As with all compromises, no faction got everything they wanted, some got nothing; no one is entirely happy, most are glumly resigned. And so, I too, am not happy – but not for the typical reasons.
The authorization bill asks NASA to do, once more, more things than there is money to do them with. Several of the directives, both old and new, have woefully underestimated budgets attached. Unfortunately this is not a new phenomenon; it has been going on for decades. More than one blue ribbon commission report has emphasized the need to have NASA’s appropriated budget match the authorized mission. This authorization bill fails to heed that advice.
Expect in a couple of years there will be speeches made on capitol hill by congressmen who are shocked, shocked that some of NASA’s projects are behind schedule and over budget. There is not enough in the authorization budget estimates to make them successful. What is that definition of insanity? Doing the same thing over and over again and expecting different results. The US Congress is setting NASA up again, just like it has over and over again for failure.
To add to the problem, the Republicans – who by every poll are forecast to take control of the House in the upcoming election – have pledged to roll back Non-Defense Discretionary Spending (e.g., NASA) to the 2008 funding levels. Whether or not you think this is a good principle in general for the US Government, it would strangle many of the new initiatives proposed by the freshly passed NASA authorization bill.
[picapp align=”right” wrap=”true” link=”term=opera+singer&iid=7202336″ src=”http://view1.picapp.com/pictures.photo/image/7202336/florence-austral-1894/florence-austral-1894.jpg?size=500&imageId=7202336″ width=”234″ height=”342″ /]The next move in the grand American system is up to the appropriators in Congress. They will decide what money is actually given to which programs. Since there is not enough money to go around, there will be a furious fight over scarce resources at the appropriations committees – nothing new there.
Happy New Year! Today is the first day of the new US Government Fiscal Year 2011. Much of the government does not have a real budget but is being funded by a Continuing Resolution – in other words, keep doing what you were told to do in FY 2010 at the same spending level you were given in 2010. Sometime after the election, probably after January, Congress will get around to approving an appropriations bill for FY 2011 for NASA. Not all the programs that have been authorized will get the money they expect. Some few lucky programs will get a pittance more; most will have to make do with reductions from the estimates the authorizers made. Estimates which were generally inadequate in the first place.
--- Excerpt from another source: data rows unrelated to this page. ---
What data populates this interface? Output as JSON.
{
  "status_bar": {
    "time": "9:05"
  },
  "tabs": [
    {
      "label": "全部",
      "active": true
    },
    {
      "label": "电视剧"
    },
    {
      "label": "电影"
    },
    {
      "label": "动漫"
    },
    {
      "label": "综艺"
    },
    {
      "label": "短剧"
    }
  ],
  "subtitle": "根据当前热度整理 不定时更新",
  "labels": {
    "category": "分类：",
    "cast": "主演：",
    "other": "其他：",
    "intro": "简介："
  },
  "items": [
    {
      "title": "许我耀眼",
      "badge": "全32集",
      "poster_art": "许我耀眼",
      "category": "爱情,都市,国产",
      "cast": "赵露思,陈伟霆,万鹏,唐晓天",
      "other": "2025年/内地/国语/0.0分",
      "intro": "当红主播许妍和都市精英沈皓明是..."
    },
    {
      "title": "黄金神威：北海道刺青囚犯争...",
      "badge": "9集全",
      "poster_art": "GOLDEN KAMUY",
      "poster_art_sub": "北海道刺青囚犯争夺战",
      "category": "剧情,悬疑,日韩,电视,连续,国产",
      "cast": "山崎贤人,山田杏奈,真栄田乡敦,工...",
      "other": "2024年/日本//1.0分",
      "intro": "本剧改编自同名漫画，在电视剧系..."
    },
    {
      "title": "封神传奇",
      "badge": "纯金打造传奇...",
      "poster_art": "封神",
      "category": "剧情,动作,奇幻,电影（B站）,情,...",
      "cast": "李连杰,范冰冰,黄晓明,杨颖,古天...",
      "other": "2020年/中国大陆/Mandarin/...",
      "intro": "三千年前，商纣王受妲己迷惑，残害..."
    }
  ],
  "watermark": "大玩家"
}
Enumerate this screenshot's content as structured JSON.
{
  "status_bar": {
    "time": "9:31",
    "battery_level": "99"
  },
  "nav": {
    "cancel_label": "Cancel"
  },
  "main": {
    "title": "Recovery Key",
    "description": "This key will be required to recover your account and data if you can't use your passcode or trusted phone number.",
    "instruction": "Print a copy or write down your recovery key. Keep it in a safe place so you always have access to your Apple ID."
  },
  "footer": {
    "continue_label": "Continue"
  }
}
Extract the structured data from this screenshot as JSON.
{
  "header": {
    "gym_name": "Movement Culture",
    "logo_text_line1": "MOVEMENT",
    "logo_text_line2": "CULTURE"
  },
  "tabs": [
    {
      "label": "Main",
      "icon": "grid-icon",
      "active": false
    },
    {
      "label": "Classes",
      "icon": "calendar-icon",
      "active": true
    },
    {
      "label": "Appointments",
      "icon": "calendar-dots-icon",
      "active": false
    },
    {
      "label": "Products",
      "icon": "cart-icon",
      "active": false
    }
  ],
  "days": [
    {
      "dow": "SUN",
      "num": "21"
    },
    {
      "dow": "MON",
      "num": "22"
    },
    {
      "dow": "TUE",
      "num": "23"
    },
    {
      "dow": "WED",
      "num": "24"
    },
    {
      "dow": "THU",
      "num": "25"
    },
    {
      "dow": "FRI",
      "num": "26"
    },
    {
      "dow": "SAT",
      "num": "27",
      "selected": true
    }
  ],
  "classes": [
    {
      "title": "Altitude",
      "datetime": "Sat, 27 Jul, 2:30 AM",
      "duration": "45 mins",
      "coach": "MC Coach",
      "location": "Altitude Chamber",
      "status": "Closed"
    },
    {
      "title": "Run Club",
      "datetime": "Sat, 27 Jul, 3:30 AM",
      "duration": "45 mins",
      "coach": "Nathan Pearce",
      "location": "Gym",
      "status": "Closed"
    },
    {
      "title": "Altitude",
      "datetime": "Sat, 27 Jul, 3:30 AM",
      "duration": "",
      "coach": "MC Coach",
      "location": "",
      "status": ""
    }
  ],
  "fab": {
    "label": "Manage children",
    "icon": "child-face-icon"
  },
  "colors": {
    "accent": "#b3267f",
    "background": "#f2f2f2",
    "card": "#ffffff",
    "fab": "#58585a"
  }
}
So the fight continues. As I said in the title, it ain’t over . . . .